>>

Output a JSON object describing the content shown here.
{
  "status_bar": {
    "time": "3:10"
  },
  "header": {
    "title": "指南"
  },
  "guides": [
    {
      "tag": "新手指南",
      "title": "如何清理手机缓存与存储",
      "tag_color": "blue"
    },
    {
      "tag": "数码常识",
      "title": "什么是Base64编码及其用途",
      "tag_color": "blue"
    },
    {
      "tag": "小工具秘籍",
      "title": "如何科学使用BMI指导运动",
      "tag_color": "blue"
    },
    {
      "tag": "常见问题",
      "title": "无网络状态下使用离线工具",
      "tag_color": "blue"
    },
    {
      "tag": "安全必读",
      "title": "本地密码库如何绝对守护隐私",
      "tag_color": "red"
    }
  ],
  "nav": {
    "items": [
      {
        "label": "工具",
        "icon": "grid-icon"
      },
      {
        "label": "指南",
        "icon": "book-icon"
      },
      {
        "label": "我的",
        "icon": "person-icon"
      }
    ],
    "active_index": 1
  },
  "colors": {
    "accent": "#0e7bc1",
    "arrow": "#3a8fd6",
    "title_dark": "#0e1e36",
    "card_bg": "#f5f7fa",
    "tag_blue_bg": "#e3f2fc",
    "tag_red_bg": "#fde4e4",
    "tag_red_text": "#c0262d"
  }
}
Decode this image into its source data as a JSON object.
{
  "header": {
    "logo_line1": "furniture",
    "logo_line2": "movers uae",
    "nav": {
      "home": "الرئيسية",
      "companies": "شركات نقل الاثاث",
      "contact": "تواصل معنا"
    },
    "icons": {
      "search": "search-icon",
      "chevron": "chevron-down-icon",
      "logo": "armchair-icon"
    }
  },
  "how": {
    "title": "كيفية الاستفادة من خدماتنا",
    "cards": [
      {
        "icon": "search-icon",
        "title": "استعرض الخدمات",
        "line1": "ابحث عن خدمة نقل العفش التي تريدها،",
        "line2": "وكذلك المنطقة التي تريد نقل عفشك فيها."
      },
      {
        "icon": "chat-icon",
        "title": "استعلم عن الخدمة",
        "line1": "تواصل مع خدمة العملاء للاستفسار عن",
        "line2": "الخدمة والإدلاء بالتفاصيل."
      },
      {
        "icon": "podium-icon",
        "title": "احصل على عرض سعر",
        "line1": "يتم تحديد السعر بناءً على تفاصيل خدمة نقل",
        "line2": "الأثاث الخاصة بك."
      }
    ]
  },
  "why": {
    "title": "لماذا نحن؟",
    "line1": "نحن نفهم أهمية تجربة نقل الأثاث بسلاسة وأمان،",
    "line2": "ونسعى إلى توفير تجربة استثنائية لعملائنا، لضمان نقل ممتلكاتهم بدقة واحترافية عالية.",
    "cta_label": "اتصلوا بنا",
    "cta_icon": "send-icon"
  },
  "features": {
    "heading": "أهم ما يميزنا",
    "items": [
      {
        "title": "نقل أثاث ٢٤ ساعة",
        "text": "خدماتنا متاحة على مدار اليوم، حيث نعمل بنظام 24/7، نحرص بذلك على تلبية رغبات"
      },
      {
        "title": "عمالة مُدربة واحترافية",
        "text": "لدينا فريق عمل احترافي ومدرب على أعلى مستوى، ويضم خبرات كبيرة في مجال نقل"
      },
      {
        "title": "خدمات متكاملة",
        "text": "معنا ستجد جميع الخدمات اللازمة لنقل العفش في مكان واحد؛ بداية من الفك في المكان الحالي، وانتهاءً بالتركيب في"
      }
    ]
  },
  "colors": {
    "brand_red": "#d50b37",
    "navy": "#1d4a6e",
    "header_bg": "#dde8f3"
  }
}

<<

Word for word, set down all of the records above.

Output a JSON object describing the content shown here.
{
  "status_bar": {
    "time": "3:10"
  },
  "header": {
    "title": "指南"
  },
  "guides": [
    {
      "tag": "新手指南",
      "title": "如何清理手机缓存与存储",
      "tag_color": "blue"
    },
    {
      "tag": "数码常识",
      "title": "什么是Base64编码及其用途",
      "tag_color": "blue"
    },
    {
      "tag": "小工具秘籍",
      "title": "如何科学使用BMI指导运动",
      "tag_color": "blue"
    },
    {
      "tag": "常见问题",
      "title": "无网络状态下使用离线工具",
      "tag_color": "blue"
    },
    {
      "tag": "安全必读",
      "title": "本地密码库如何绝对守护隐私",
      "tag_color": "red"
    }
  ],
  "nav": {
    "items": [
      {
        "label": "工具",
        "icon": "grid-icon"
      },
      {
        "label": "指南",
        "icon": "book-icon"
      },
      {
        "label": "我的",
        "icon": "person-icon"
      }
    ],
    "active_index": 1
  },
  "colors": {
    "accent": "#0e7bc1",
    "arrow": "#3a8fd6",
    "title_dark": "#0e1e36",
    "card_bg": "#f5f7fa",
    "tag_blue_bg": "#e3f2fc",
    "tag_red_bg": "#fde4e4",
    "tag_red_text": "#c0262d"
  }
}
Decode this image into its source data as a JSON object.
{
  "header": {
    "logo_line1": "furniture",
    "logo_line2": "movers uae",
    "nav": {
      "home": "الرئيسية",
      "companies": "شركات نقل الاثاث",
      "contact": "تواصل معنا"
    },
    "icons": {
      "search": "search-icon",
      "chevron": "chevron-down-icon",
      "logo": "armchair-icon"
    }
  },
  "how": {
    "title": "كيفية الاستفادة من خدماتنا",
    "cards": [
      {
        "icon": "search-icon",
        "title": "استعرض الخدمات",
        "line1": "ابحث عن خدمة نقل العفش التي تريدها،",
        "line2": "وكذلك المنطقة التي تريد نقل عفشك فيها."
      },
      {
        "icon": "chat-icon",
        "title": "استعلم عن الخدمة",
        "line1": "تواصل مع خدمة العملاء للاستفسار عن",
        "line2": "الخدمة والإدلاء بالتفاصيل."
      },
      {
        "icon": "podium-icon",
        "title": "احصل على عرض سعر",
        "line1": "يتم تحديد السعر بناءً على تفاصيل خدمة نقل",
        "line2": "الأثاث الخاصة بك."
      }
    ]
  },
  "why": {
    "title": "لماذا نحن؟",
    "line1": "نحن نفهم أهمية تجربة نقل الأثاث بسلاسة وأمان،",
    "line2": "ونسعى إلى توفير تجربة استثنائية لعملائنا، لضمان نقل ممتلكاتهم بدقة واحترافية عالية.",
    "cta_label": "اتصلوا بنا",
    "cta_icon": "send-icon"
  },
  "features": {
    "heading": "أهم ما يميزنا",
    "items": [
      {
        "title": "نقل أثاث ٢٤ ساعة",
        "text": "خدماتنا متاحة على مدار اليوم، حيث نعمل بنظام 24/7، نحرص بذلك على تلبية رغبات"
      },
      {
        "title": "عمالة مُدربة واحترافية",
        "text": "لدينا فريق عمل احترافي ومدرب على أعلى مستوى، ويضم خبرات كبيرة في مجال نقل"
      },
      {
        "title": "خدمات متكاملة",
        "text": "معنا ستجد جميع الخدمات اللازمة لنقل العفش في مكان واحد؛ بداية من الفك في المكان الحالي، وانتهاءً بالتركيب في"
      }
    ]
  },
  "colors": {
    "brand_red": "#d50b37",
    "navy": "#1d4a6e",
    "header_bg": "#dde8f3"
  }
}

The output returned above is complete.